### YOUR INSTRUCTIONS:
Scan the entries that follow and copy out every line containing "meta".

### MATERIAL FOR THIS TASK:
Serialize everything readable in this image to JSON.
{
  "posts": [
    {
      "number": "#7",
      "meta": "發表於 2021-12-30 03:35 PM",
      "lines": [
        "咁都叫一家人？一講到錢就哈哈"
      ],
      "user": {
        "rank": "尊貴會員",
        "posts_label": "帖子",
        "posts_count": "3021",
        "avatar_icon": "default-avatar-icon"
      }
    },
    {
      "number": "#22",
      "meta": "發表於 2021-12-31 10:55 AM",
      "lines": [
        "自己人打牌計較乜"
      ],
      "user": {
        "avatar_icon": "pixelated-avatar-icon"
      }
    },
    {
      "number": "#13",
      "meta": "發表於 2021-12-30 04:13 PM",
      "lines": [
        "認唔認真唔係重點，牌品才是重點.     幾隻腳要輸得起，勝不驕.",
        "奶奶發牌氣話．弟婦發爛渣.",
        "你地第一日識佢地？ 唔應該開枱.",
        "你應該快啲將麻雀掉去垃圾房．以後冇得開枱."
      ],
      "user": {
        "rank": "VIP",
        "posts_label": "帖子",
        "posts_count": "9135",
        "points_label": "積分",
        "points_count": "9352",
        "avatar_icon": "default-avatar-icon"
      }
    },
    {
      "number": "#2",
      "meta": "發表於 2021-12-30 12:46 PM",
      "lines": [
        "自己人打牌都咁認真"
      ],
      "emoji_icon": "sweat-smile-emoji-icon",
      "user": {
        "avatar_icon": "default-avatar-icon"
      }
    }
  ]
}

### ANSWER BELOW:
      "meta": "發表於 2021-12-30 03:35 PM",
      "meta": "發表於 2021-12-31 10:55 AM",
      "meta": "發表於 2021-12-30 04:13 PM",
      "meta": "發表於 2021-12-30 12:46 PM",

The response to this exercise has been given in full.